Each of arm portions 62 is provided with a pair of holes 66 for registration with a pair of bores 58 on one side of transverse aperture 54 in ring 50. The threaded shafts 68 of bolts 70 are extended through holes 66 and screwed into bores 58 to releasably attach shaft 12 to link 20. Recesses 72 are provided at the bottoms of holes 66 for partially receiving the enlarged, polygonal heads 74 of bolts 70 that are incapable of positioning in holes 66. When bolts 70 are firmly tightened, the longitudinal axis 76 of transverse aperture 54 is oriented at right angles to lateral axis 44 passing through the centers of alignment pin receiving holes 40.
Major flange 14 strengthens the connection between shaft 12 and bearing housing 16. Major flange 14 has a pair of projections 78 that extend outwardly from opposite sides of gusset section 24 perpendicular to the longitudinal axis 76 of transverse aperture 54. Each of projections 78 has three, spaced-apart holes 80 and 82 through which bolts 84 are extended to attach connecting rod 10 to bearing housing 16. The center holes 80 are centered on lateral axis 44 and the remaining holes 82 are positioned equidistantly from lateral axis 44.
The installation of connecting rod 10 in a pump is straightforward. First, shaft 12 and link 20 together with bolts 70. Then, a crosshead pin (not shown) is extended through transverse aperture 54 in ring 50. Next, bolts 84 are extended through major flange 14 and into bearing housing 16 previously connected to the power end of the pump, and tightened. The perfect alignment of connecting rod parts is assured by the arrangement of alignment plug 36 and pins 42 and 46 and bolts 70 and 84. After securing all hatches and ancillary parts of the pump, the pump is ready to drive connecting rod 10.
After the pump has been run for substantial period, ring 50 may show signs of wear around aperture 54 that serves as a bearing surface. (Shaft 12 is unlikely to show any wear since there is no movement of bearing housing 16 and relative to link 20 during the use of connecting rod 10.) By untightening bolts 70 and manipulating the crosshead, a worn ring 50 can be removed from shaft 12 and replaced by an unworn link 20. Reinstalling bolts 70 in the new ring 50 permits the pump to be reenergized. Since service work does not require the removal of bearing housing 16 from the pump, it can be completed in minimal time. Furthermore, since only the worn ring 50 is replaced, there is no wastage of costly, machined parts.

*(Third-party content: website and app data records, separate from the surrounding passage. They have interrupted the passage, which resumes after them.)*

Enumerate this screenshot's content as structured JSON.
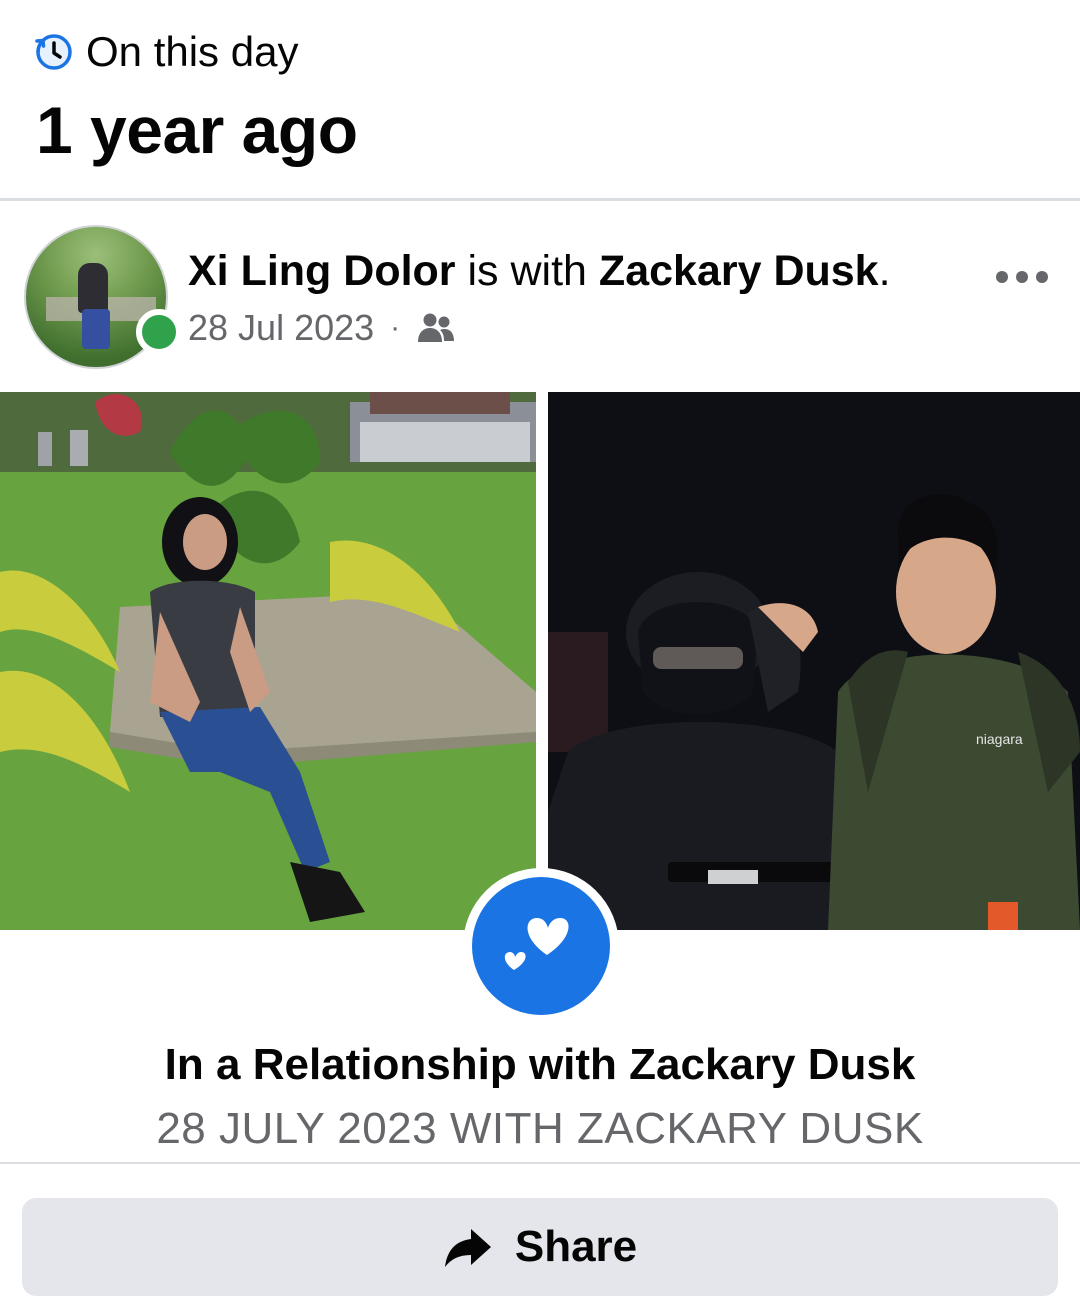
{
  "memory": {
    "label": "On this day",
    "title": "1 year ago",
    "icon": "history-clock-icon",
    "icon_color": "#1b74e4"
  },
  "post": {
    "author": "Xi Ling Dolor",
    "with_text": " is with ",
    "tagged": "Zackary Dusk",
    "end_punct": ".",
    "date": "28 Jul 2023",
    "separator": "·",
    "audience_icon": "friends-icon",
    "online_status_color": "#31a24c",
    "more_icon": "more-horizontal-icon"
  },
  "life_event": {
    "icon": "hearts-icon",
    "title": "In a Relationship with Zackary Dusk",
    "subtitle": "28 JULY 2023 WITH ZACKARY DUSK",
    "badge_color": "#1b74e4"
  },
  "share": {
    "label": "Share",
    "icon": "share-arrow-icon"
  },
  "photos": {
    "right_shirt_logo": "niagara"
  }
}
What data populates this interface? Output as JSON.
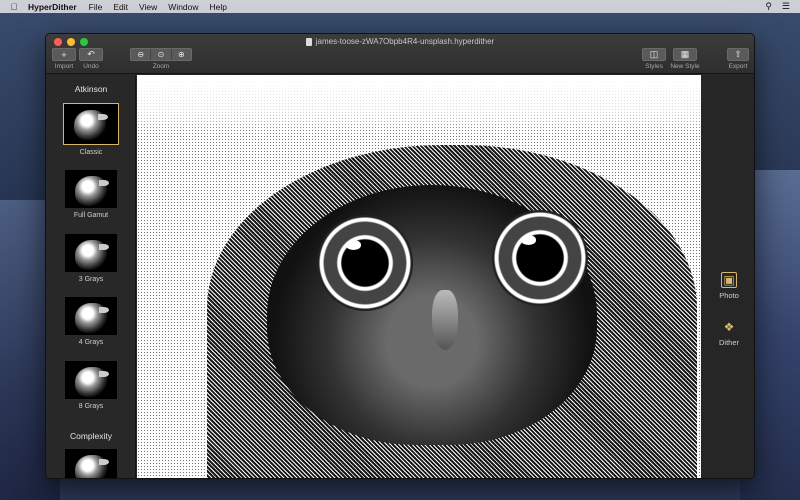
{
  "menubar": {
    "app_name": "HyperDither",
    "items": [
      "File",
      "Edit",
      "View",
      "Window",
      "Help"
    ]
  },
  "window": {
    "title": "james-toose-zWA7Obpb4R4-unsplash.hyperdither"
  },
  "toolbar": {
    "import_label": "Import",
    "undo_label": "Undo",
    "zoom_label": "Zoom",
    "styles_label": "Styles",
    "new_style_label": "New Style",
    "export_label": "Export"
  },
  "sidebar": {
    "section1_title": "Atkinson",
    "presets": [
      {
        "label": "Classic",
        "selected": true
      },
      {
        "label": "Full Gamut"
      },
      {
        "label": "3 Grays"
      },
      {
        "label": "4 Grays"
      },
      {
        "label": "8 Grays"
      }
    ],
    "section2_title": "Complexity"
  },
  "right_panel": {
    "photo_label": "Photo",
    "dither_label": "Dither"
  },
  "colors": {
    "accent": "#d9b76a",
    "window_bg": "#262626"
  },
  "icons": {
    "import": "plus-icon",
    "undo": "undo-arrow-icon",
    "zoom_out": "zoom-out-icon",
    "zoom_fit": "zoom-fit-icon",
    "zoom_in": "zoom-in-icon",
    "styles": "sidebar-icon",
    "new_style": "new-style-icon",
    "export": "share-icon",
    "photo": "photo-icon",
    "dither": "dither-icon"
  }
}
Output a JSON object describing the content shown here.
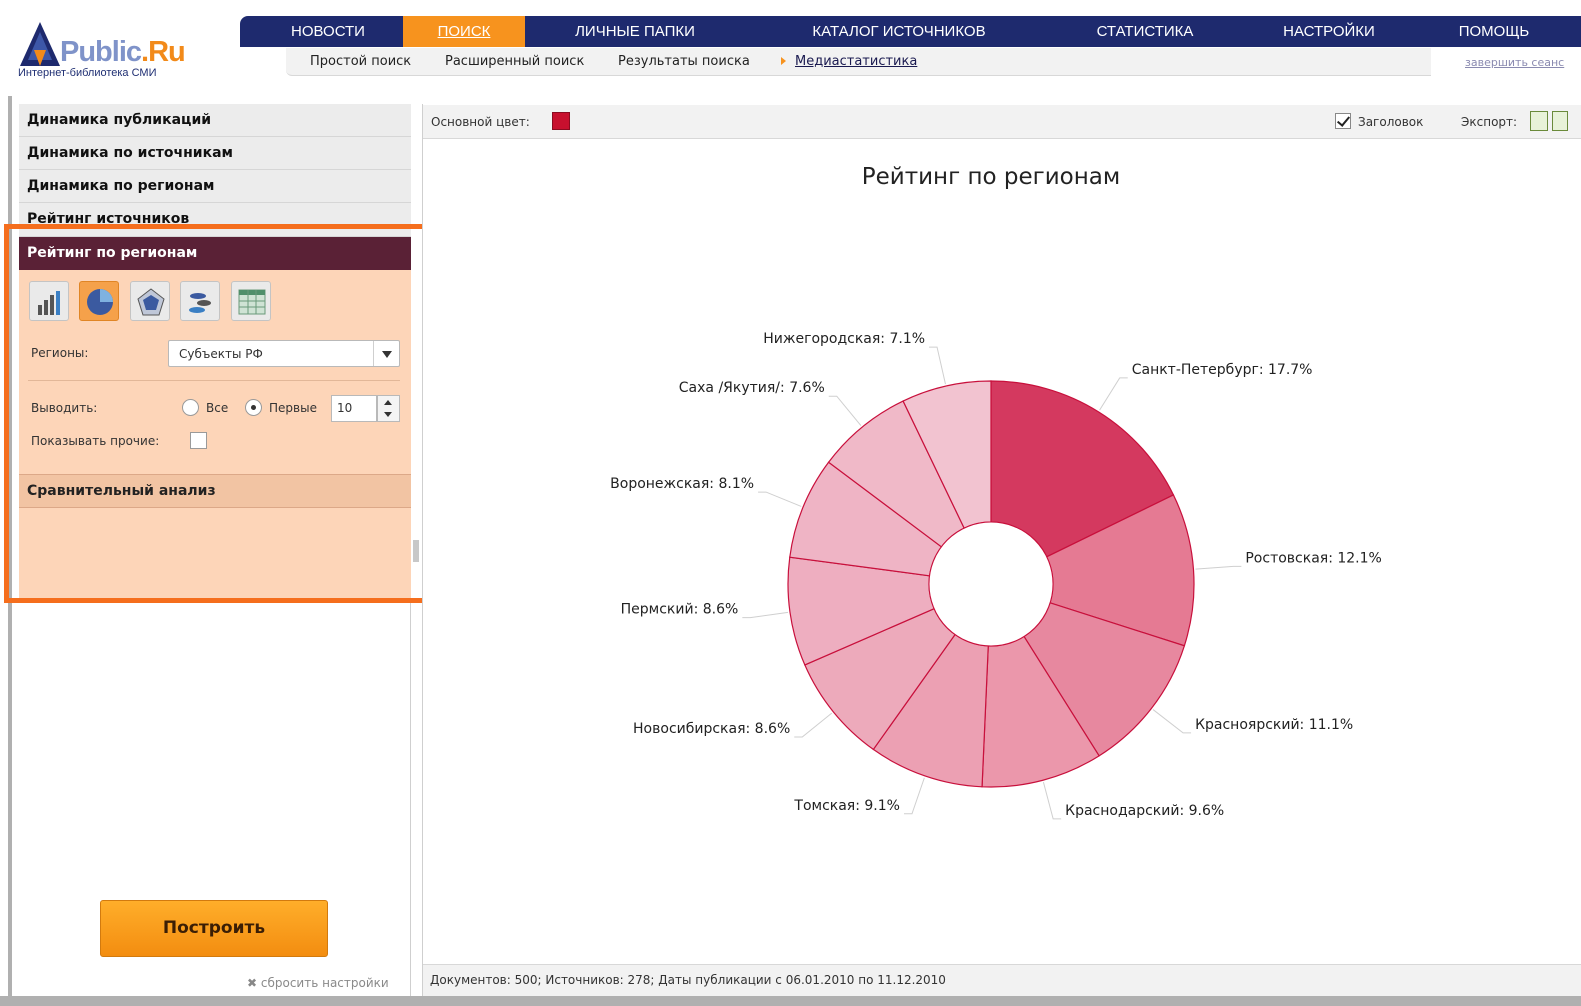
{
  "logo": {
    "brand_main": "Public",
    "brand_suffix": ".Ru",
    "tagline": "Интернет-библиотека СМИ"
  },
  "nav": {
    "items": [
      {
        "label": "НОВОСТИ"
      },
      {
        "label": "ПОИСК",
        "active": true
      },
      {
        "label": "ЛИЧНЫЕ ПАПКИ"
      },
      {
        "label": "КАТАЛОГ ИСТОЧНИКОВ"
      },
      {
        "label": "СТАТИСТИКА"
      },
      {
        "label": "НАСТРОЙКИ"
      },
      {
        "label": "ПОМОЩЬ"
      }
    ]
  },
  "subnav": {
    "items": [
      {
        "label": "Простой поиск"
      },
      {
        "label": "Расширенный поиск"
      },
      {
        "label": "Результаты поиска"
      },
      {
        "label": "Медиастатистика",
        "current": true
      }
    ],
    "logout": "завершить сеанс"
  },
  "sidebar": {
    "sections": [
      {
        "label": "Динамика публикаций"
      },
      {
        "label": "Динамика по источникам"
      },
      {
        "label": "Динамика по регионам"
      },
      {
        "label": "Рейтинг источников"
      },
      {
        "label": "Рейтинг по регионам",
        "active": true
      }
    ],
    "chart_types": [
      {
        "icon": "bar-chart-icon"
      },
      {
        "icon": "pie-chart-icon",
        "selected": true
      },
      {
        "icon": "radar-chart-icon"
      },
      {
        "icon": "bubble-chart-icon"
      },
      {
        "icon": "table-icon"
      }
    ],
    "regions_label": "Регионы:",
    "regions_value": "Субъекты РФ",
    "output_label": "Выводить:",
    "output_all": "Все",
    "output_first": "Первые",
    "output_count": "10",
    "show_other_label": "Показывать прочие:",
    "compare_label": "Сравнительный анализ",
    "build_button": "Построить",
    "reset_link": "сбросить настройки"
  },
  "toolbar": {
    "main_color_label": "Основной цвет:",
    "main_color": "#c8102e",
    "title_label": "Заголовок",
    "export_label": "Экспорт:"
  },
  "chart_data": {
    "type": "pie",
    "title": "Рейтинг по регионам",
    "slices": [
      {
        "label": "Санкт-Петербург",
        "value": 17.7,
        "display": "Санкт-Петербург: 17.7%"
      },
      {
        "label": "Ростовская",
        "value": 12.1,
        "display": "Ростовская: 12.1%"
      },
      {
        "label": "Красноярский",
        "value": 11.1,
        "display": "Красноярский: 11.1%"
      },
      {
        "label": "Краснодарский",
        "value": 9.6,
        "display": "Краснодарский: 9.6%"
      },
      {
        "label": "Томская",
        "value": 9.1,
        "display": "Томская: 9.1%"
      },
      {
        "label": "Новосибирская",
        "value": 8.6,
        "display": "Новосибирская: 8.6%"
      },
      {
        "label": "Пермский",
        "value": 8.6,
        "display": "Пермский: 8.6%"
      },
      {
        "label": "Воронежская",
        "value": 8.1,
        "display": "Воронежская: 8.1%"
      },
      {
        "label": "Саха /Якутия/",
        "value": 7.6,
        "display": "Саха /Якутия/: 7.6%"
      },
      {
        "label": "Нижегородская",
        "value": 7.1,
        "display": "Нижегородская: 7.1%"
      }
    ],
    "colors": [
      "#d4395f",
      "#e57a93",
      "#e7889f",
      "#eb97ab",
      "#eca0b3",
      "#edaabb",
      "#eeaec0",
      "#efb4c5",
      "#f0b9c8",
      "#f2c3d0"
    ],
    "donut": true
  },
  "status": "Документов: 500; Источников: 278; Даты публикации с 06.01.2010 по 11.12.2010"
}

While connecting rod 10 has been described with a high degree of particularity, it will be appreciated by those skilled in the field that modifications can be made to it. Therefore, it must be understood that my invention is not limited solely to connecting rod 10, but encompasses any and all connecting rods within the scope of the following claims.
Patent applications by Berton L. Vicars, Ruidoso, NM US
Patent applications in class Pitmans and connecting rods
Patent applications in all subclasses Pitmans and connecting rods